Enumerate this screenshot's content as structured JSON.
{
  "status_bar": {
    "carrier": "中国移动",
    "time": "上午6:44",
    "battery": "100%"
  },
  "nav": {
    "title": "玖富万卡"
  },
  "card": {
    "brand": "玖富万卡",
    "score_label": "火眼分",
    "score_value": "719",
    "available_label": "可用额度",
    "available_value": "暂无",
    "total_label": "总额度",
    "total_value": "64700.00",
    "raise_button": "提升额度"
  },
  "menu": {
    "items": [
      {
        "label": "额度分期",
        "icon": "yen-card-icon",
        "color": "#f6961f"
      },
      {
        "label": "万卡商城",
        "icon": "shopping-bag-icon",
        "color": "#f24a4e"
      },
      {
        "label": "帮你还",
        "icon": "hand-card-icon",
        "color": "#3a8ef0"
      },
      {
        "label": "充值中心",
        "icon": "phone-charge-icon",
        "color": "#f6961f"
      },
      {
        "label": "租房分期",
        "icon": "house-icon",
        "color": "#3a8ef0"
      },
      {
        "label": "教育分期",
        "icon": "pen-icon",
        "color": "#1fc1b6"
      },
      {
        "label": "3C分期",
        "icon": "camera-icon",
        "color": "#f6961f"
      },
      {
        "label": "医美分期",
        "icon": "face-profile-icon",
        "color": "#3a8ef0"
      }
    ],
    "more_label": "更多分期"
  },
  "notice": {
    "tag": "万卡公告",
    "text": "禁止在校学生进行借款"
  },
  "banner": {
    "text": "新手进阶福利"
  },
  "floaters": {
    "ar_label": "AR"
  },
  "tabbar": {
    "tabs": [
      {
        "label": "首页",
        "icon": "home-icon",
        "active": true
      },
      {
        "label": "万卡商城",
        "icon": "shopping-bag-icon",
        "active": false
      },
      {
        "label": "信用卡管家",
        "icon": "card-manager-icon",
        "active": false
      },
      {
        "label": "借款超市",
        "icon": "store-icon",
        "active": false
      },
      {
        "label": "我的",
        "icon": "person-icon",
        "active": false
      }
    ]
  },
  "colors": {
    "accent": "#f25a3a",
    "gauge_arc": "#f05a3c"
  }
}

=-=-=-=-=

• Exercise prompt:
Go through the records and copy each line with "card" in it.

• Your solution:
  "card": {
        "icon": "yen-card-icon",
        "icon": "hand-card-icon",
        "icon": "card-manager-icon",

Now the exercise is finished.